### Required work
In your copy, leave out all pictures and reproduce every entry exactly.

*** Records provided

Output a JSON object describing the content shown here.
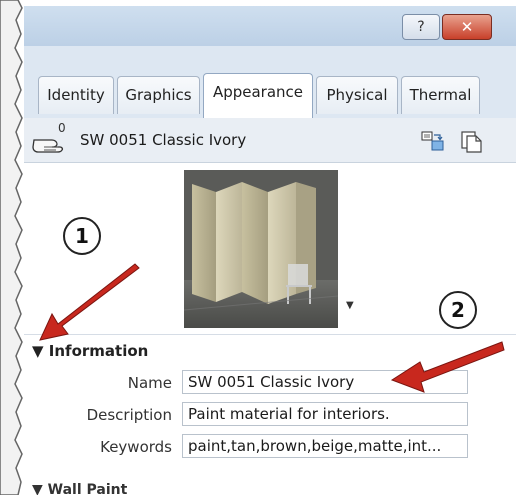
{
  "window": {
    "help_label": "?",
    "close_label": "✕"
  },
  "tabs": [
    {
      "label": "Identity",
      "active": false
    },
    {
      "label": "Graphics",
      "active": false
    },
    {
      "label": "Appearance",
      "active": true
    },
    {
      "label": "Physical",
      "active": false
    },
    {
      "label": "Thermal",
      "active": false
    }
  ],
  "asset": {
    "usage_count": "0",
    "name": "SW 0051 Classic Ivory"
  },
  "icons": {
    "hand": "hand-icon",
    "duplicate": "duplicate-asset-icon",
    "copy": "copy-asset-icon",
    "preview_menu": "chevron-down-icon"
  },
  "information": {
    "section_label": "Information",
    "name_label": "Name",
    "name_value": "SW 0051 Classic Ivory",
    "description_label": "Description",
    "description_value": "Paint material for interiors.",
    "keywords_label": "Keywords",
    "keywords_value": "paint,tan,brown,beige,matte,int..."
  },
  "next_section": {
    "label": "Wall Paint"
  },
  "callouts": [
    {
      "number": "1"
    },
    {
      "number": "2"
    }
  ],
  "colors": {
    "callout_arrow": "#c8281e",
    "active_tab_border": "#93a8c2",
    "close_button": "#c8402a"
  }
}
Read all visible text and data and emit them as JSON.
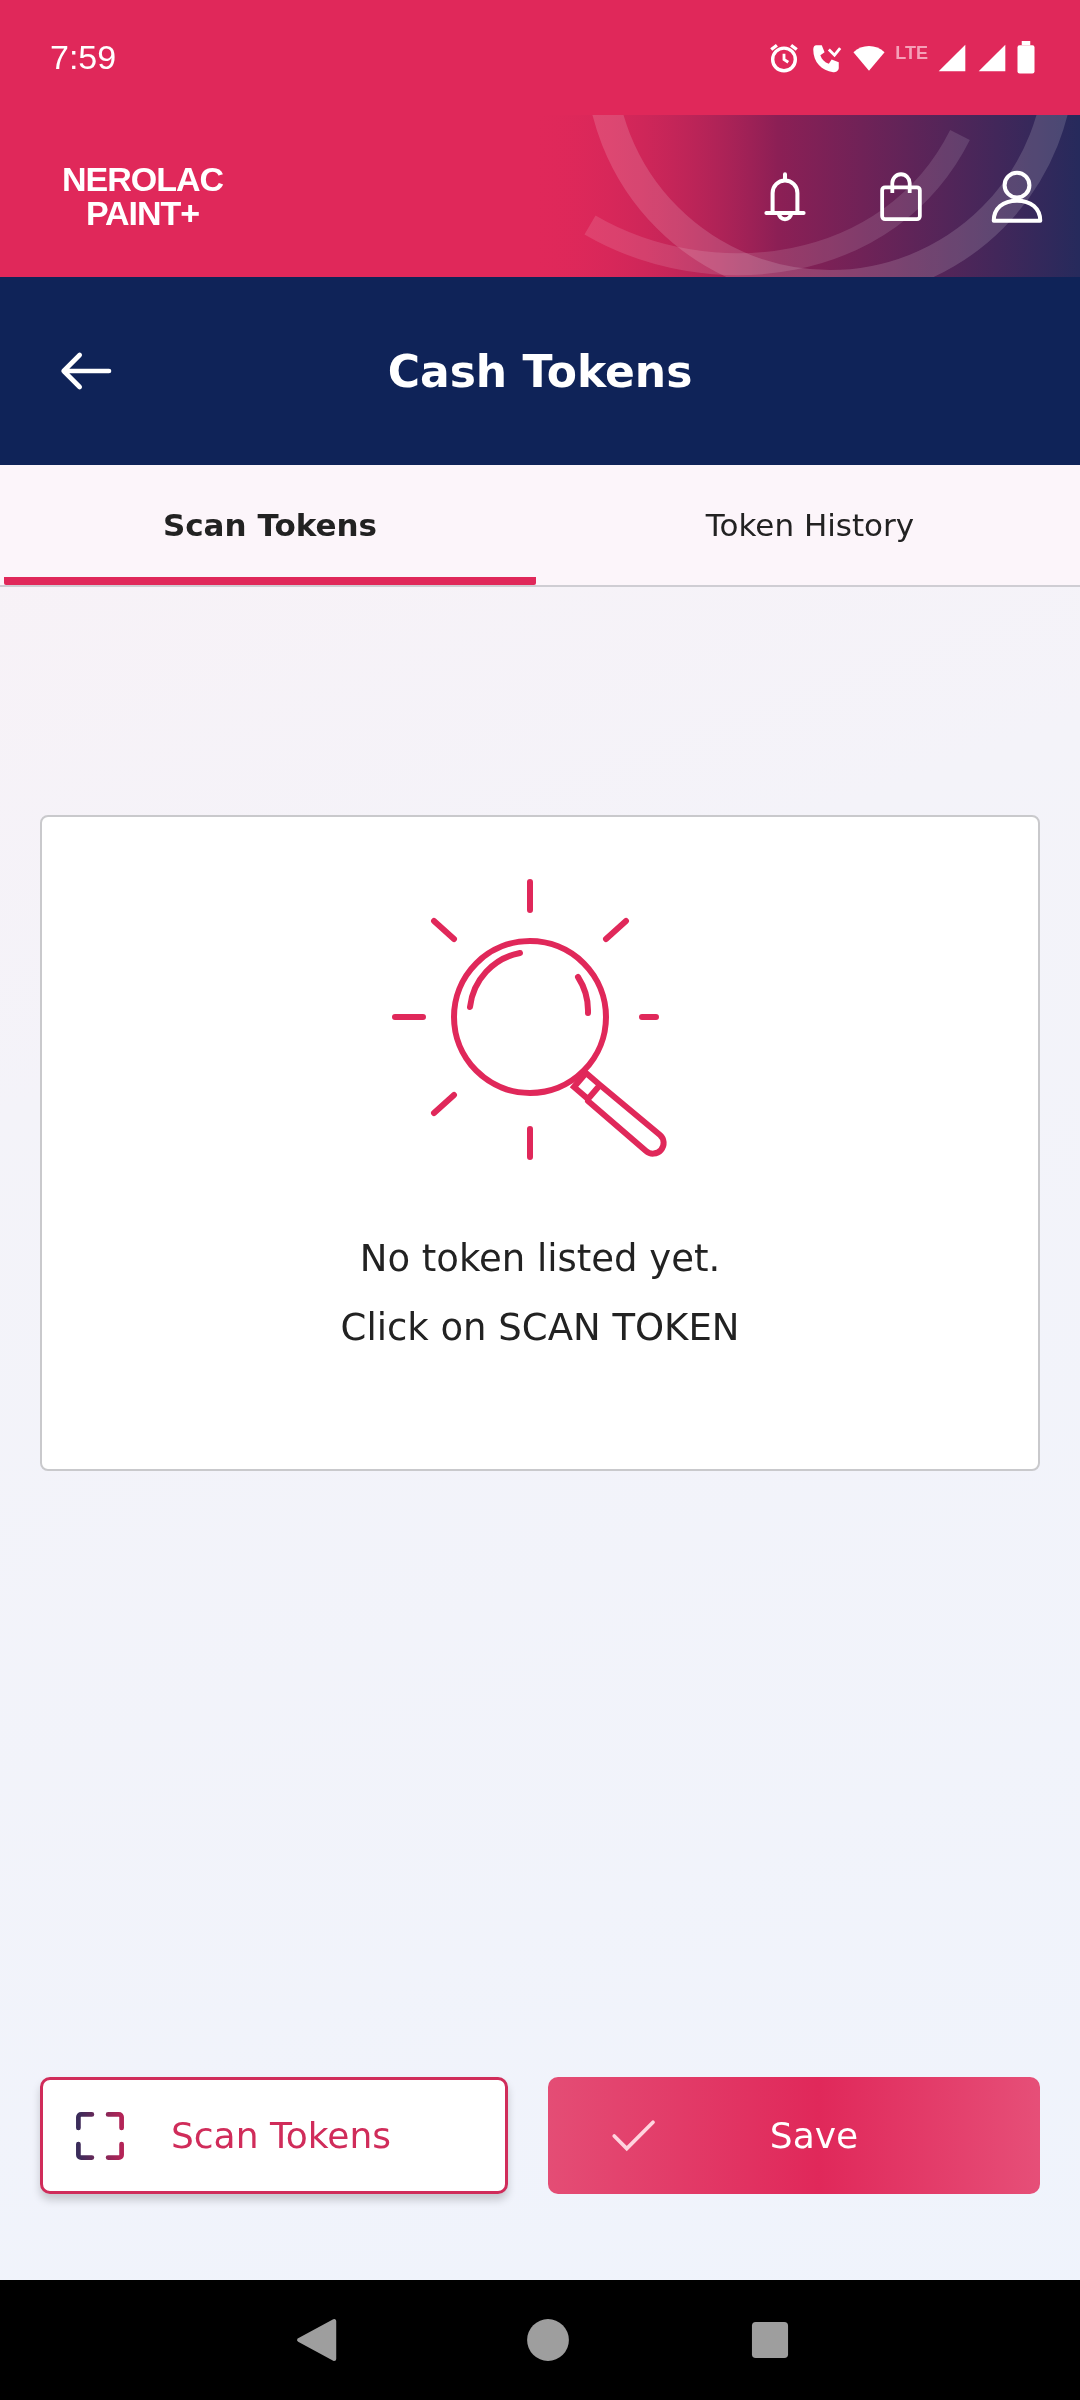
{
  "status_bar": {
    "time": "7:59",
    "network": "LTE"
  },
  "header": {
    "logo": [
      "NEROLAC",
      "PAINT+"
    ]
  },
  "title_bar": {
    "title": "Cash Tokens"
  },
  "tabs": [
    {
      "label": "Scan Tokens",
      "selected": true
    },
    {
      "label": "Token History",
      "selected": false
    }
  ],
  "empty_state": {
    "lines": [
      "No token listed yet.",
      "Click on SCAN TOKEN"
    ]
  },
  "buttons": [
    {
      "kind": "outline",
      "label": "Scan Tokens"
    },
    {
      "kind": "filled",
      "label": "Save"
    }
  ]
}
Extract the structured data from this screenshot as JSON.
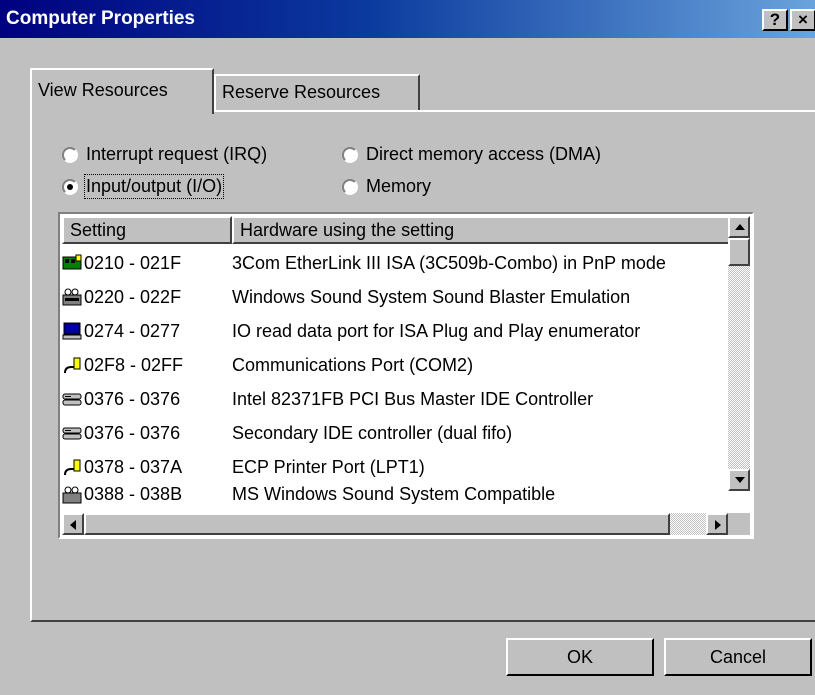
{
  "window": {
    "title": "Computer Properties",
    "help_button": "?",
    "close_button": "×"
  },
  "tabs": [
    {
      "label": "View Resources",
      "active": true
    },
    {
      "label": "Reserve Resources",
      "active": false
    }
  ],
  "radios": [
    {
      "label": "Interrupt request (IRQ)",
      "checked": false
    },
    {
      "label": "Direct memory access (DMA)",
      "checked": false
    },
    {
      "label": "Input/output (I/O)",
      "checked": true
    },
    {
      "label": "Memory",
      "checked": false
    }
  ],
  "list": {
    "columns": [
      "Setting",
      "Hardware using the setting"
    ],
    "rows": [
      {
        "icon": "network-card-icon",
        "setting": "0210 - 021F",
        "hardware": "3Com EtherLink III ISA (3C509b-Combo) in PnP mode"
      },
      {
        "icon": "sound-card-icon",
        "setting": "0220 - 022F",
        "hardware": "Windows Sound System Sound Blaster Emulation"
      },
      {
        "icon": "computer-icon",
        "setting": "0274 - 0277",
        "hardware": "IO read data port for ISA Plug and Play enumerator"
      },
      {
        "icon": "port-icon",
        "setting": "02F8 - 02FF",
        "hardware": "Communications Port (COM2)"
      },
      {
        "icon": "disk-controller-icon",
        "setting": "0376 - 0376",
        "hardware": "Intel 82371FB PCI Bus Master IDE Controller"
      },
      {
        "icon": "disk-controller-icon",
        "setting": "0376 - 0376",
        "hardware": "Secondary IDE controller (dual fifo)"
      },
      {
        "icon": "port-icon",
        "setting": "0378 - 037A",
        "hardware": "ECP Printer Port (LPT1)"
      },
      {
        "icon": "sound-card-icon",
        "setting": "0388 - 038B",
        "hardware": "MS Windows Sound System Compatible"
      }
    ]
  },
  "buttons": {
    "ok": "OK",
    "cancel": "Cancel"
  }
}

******

### Response box
Output a JSON object describing the content shown here.
{
  "window": {
    "help_label": "?",
    "close_label": "✕"
  },
  "tabs": [
    {
      "label": "Identity",
      "active": false
    },
    {
      "label": "Graphics",
      "active": false
    },
    {
      "label": "Appearance",
      "active": true
    },
    {
      "label": "Physical",
      "active": false
    },
    {
      "label": "Thermal",
      "active": false
    }
  ],
  "asset": {
    "usage_count": "0",
    "name": "SW 0051 Classic Ivory"
  },
  "icons": {
    "hand": "hand-icon",
    "duplicate": "duplicate-asset-icon",
    "copy": "copy-asset-icon",
    "preview_menu": "chevron-down-icon"
  },
  "information": {
    "section_label": "Information",
    "name_label": "Name",
    "name_value": "SW 0051 Classic Ivory",
    "description_label": "Description",
    "description_value": "Paint material for interiors.",
    "keywords_label": "Keywords",
    "keywords_value": "paint,tan,brown,beige,matte,int..."
  },
  "next_section": {
    "label": "Wall Paint"
  },
  "callouts": [
    {
      "number": "1"
    },
    {
      "number": "2"
    }
  ],
  "colors": {
    "callout_arrow": "#c8281e",
    "active_tab_border": "#93a8c2",
    "close_button": "#c8402a"
  }
}
Read all visible text and data and emit them as JSON.
{
  "status_bar": {
    "time": "7:59",
    "network": "LTE"
  },
  "header": {
    "logo": [
      "NEROLAC",
      "PAINT+"
    ]
  },
  "title_bar": {
    "title": "Cash Tokens"
  },
  "tabs": [
    {
      "label": "Scan Tokens",
      "selected": true
    },
    {
      "label": "Token History",
      "selected": false
    }
  ],
  "empty_state": {
    "lines": [
      "No token listed yet.",
      "Click on SCAN TOKEN"
    ]
  },
  "buttons": [
    {
      "kind": "outline",
      "label": "Scan Tokens"
    },
    {
      "kind": "filled",
      "label": "Save"
    }
  ]
}
Extract the structured data from this screenshot as JSON.
{
  "window": {
    "title": "Computer Properties",
    "help_button": "?",
    "close_button": "×"
  },
  "tabs": [
    {
      "label": "View Resources",
      "active": true
    },
    {
      "label": "Reserve Resources",
      "active": false
    }
  ],
  "radios": [
    {
      "label": "Interrupt request (IRQ)",
      "checked": false
    },
    {
      "label": "Direct memory access (DMA)",
      "checked": false
    },
    {
      "label": "Input/output (I/O)",
      "checked": true
    },
    {
      "label": "Memory",
      "checked": false
    }
  ],
  "list": {
    "columns": [
      "Setting",
      "Hardware using the setting"
    ],
    "rows": [
      {
        "icon": "network-card-icon",
        "setting": "0210 - 021F",
        "hardware": "3Com EtherLink III ISA (3C509b-Combo) in PnP mode"
      },
      {
        "icon": "sound-card-icon",
        "setting": "0220 - 022F",
        "hardware": "Windows Sound System Sound Blaster Emulation"
      },
      {
        "icon": "computer-icon",
        "setting": "0274 - 0277",
        "hardware": "IO read data port for ISA Plug and Play enumerator"
      },
      {
        "icon": "port-icon",
        "setting": "02F8 - 02FF",
        "hardware": "Communications Port (COM2)"
      },
      {
        "icon": "disk-controller-icon",
        "setting": "0376 - 0376",
        "hardware": "Intel 82371FB PCI Bus Master IDE Controller"
      },
      {
        "icon": "disk-controller-icon",
        "setting": "0376 - 0376",
        "hardware": "Secondary IDE controller (dual fifo)"
      },
      {
        "icon": "port-icon",
        "setting": "0378 - 037A",
        "hardware": "ECP Printer Port (LPT1)"
      },
      {
        "icon": "sound-card-icon",
        "setting": "0388 - 038B",
        "hardware": "MS Windows Sound System Compatible"
      }
    ]
  },
  "buttons": {
    "ok": "OK",
    "cancel": "Cancel"
  }
}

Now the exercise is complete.